The “rain that soaked the landscape during the night” has made a mess of things in our own interior landscape. It has loosened our foundation, making it difficult to traverse the land. We get stuck in the “mud” of our old thinking, our old ways, unsure of doing something new and different. Every time we try to make a move, the mud sucks at our feet, trying to hold us back, as if saying, “No! Don’t go!” Our old ways do not want us to abandon them.
But “in the yawning light,” what was once indiscernible now comes into view. Our weeping may have endured for a night, but joy now comes as we realize the direction in which we must go.
The “oak leaning at a precarious angle at the water’s edge” reminds us of our position. We are at the edge of something big, something great, something heroic, if not to others, to ourselves. This is a big step. All of this time we’ve been playing it safe, doing what we thought and believed we should be doing or doing what was expected of us.
But something inside of us is s t r e t c h i n g us to reach further as we struggle between what should I do and what do I want. This is the crux of the matter, and so we stand on the edge of an uncertain future, “locked tenaciously into the receding land” of our old life, but desiring more by leaning forward over the “pond” of the unknown.

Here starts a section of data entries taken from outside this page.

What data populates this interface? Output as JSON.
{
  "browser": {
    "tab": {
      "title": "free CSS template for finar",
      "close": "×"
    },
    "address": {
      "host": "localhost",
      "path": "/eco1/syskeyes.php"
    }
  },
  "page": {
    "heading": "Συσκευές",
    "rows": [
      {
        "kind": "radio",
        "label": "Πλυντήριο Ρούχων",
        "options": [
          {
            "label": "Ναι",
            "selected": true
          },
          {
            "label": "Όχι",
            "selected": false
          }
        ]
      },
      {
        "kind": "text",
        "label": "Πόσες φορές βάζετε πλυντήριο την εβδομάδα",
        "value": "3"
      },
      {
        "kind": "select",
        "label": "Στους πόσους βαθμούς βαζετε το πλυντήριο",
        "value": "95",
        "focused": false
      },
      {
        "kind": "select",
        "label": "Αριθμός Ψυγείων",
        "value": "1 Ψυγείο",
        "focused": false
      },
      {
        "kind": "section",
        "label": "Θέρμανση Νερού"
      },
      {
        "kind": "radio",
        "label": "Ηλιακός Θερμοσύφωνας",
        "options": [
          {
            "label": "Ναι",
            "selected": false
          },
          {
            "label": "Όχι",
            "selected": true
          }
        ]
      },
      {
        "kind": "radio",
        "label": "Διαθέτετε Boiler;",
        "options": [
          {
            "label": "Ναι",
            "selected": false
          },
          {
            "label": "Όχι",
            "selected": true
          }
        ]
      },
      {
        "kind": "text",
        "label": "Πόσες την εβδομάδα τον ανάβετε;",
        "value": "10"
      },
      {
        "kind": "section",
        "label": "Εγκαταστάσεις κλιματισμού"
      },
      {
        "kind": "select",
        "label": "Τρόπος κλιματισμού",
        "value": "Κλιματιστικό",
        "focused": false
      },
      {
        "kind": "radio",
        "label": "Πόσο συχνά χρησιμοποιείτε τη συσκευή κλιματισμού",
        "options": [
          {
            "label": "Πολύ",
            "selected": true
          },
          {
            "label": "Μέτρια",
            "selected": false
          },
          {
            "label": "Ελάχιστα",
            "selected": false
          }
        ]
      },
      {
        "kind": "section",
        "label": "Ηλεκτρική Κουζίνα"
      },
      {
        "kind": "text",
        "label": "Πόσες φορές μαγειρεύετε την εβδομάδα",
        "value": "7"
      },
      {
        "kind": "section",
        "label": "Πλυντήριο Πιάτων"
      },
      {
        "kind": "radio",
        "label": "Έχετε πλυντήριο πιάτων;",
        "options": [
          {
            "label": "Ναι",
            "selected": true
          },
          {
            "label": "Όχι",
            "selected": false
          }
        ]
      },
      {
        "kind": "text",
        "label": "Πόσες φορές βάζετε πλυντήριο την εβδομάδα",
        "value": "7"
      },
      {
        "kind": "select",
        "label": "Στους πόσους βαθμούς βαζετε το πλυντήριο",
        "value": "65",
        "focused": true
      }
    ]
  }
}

No matter what happens, we will survive. Our decision may be life-altering, but it is not life-or-death by any means. We come to see all the “rain” — the grief we endured in our dark night — as our baptism into a new life. And as we see the oak’s profile as a “beautiful mandala-like wheel with spokes of water, leaves, earth and light” mirrored in the pond, we glimpse ourselves in a new form, reborn.
And so we are transformed.